Daily Archives: October 13, 2011
This morning I attended a “breakfast briefing” with the new Australian Ambassador, Ms Frances Adamson. She gave the usual speech, full of enthusiasm but straight from the official songbook. There was one question however, which caused her to give an impromptu answer. Ms Adamson has a PhD in Economics, and a career diplomat, so her answer should not be quickly dismissed.
The question was about China’s re-casting of its economy towards a more consumption-driven model, and how long it would take. She made the following points:
* China’s 12th 5-year plan is geared towards the objective of moving to a consumption model.
* There is no doubt that China’s economy will eventually be based on consumption rather than investment, though it is a matter of conjecture as to how long this will take.
* Plenty of people have bet against China over the last several years, and so far none of them have been right. She would not bet against China now either.
These comments led me to thinking about some of the articles and opinion pieces that have been in the press lately. Several leading economists have been criticising China’s housing bubble, non-performing loans and other blemishes in the economic fabric. Others have been considering China’s alleged inability to perform another stimulus package like it did in November 2008.
While it’s true that China’s economy is far from perfect, I believe that the real drivers remain unchanged. China is continuing its program of urbanisation, and this momentum will yield a number of significant results.
First, to house the 120 million or so who will transition to cities over the next 10 to 15 years, China must maintain a steady growth in new cities. That means steel, glass, concrete and aluminium. While those industries will be controlled lest they get out of hand, there is an ongoing need for growth in these industries. That means investment. Urbanisation is not something you can start and stop like a light switch. This is a major ongoing program, embedded deep within the 50 year plan that Deng Ziaoping laid out.
Second, as those poor rural folk move into the cities, and begin to improve their income, Chinese people will have an increasing level of disposable income. They will start to buy goods to go with their new homes and lifestyles. Domestic consumption will grow, but to avoid rocketing prices as demand outstrips supply, the Government will encourage further investment in factories and secondary industry, to produce the goods that consumers want.
The bottom line is, China has plenty of demand, most of it latent at this stage. China does not need another investment-driven stimulus package. It needs only to loosen the reins to unleash that demand.
The question is, when. The balance of trade figures that came out today indicate that exports are continuing to shrink, as the Eurozone and US grapple with their own problems. The move to buy shares in China’s banks may well be the first “shoe”. Although most economists have rightly pointed out that this is a cynical move from a market point of view, perhaps it wasn’t meant for the market at all. Perhaps it was the first step in recapitalizing banks ahead of a slight easing of the tight monetary policy.

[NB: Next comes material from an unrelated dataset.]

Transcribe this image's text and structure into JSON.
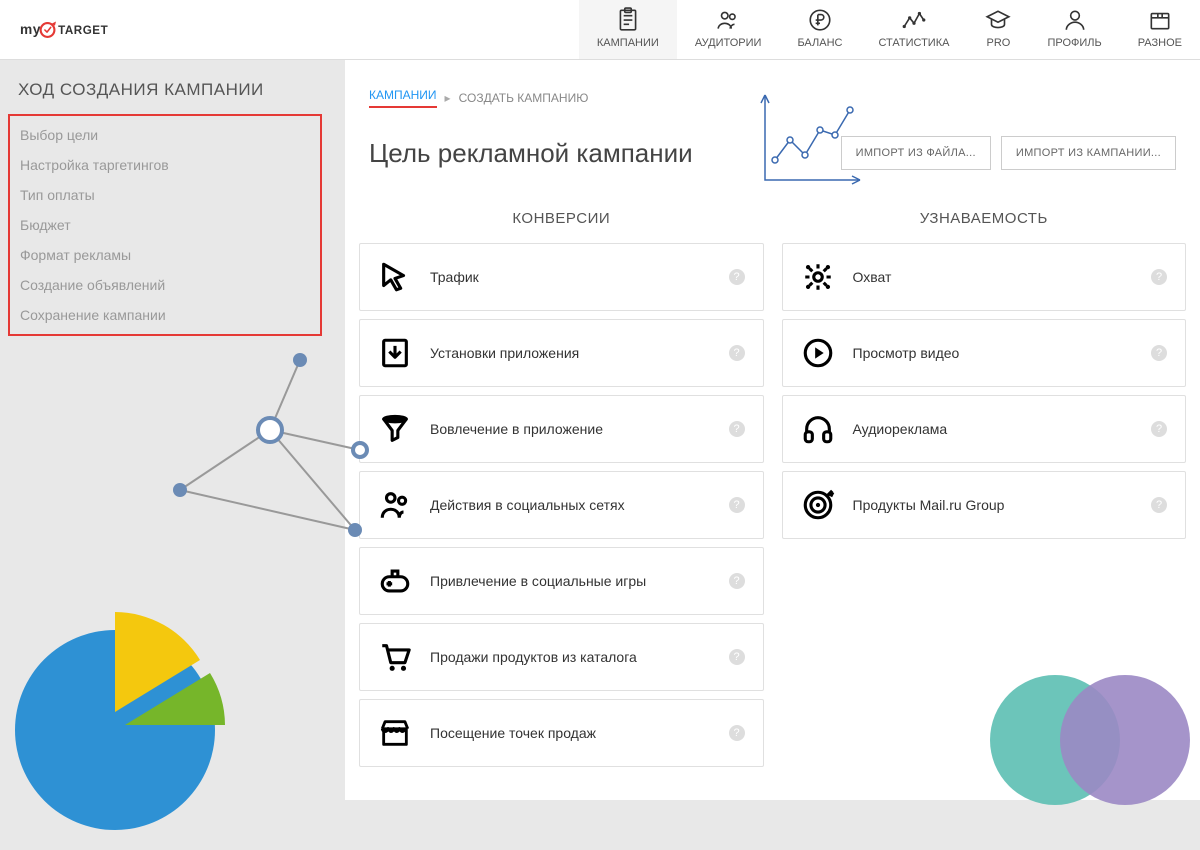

Banks are now effectively better able to fund new loans, thanks to the share buyback.
I discuss this with a friend of mine, who thought that the start of the fourth quarter was not the right time to start easing monetary policy. I am not so sure. Taking the latest balance of trade figures, the relatively short time left for Wen Jiabao and the present State Council (they have 12 months left), the ability to influence 2011 GDP’s figure and the lack of another suitable time (Q1 2012 is beset with Chinese New Year, leaving any significant change in the economy delayed until Q2), all indicate to me that perhaps an easing is coming sooner rather than later.
We shall see. But I would not be shorting China. There may be dips and bumps along the road, but China still has a long way to go.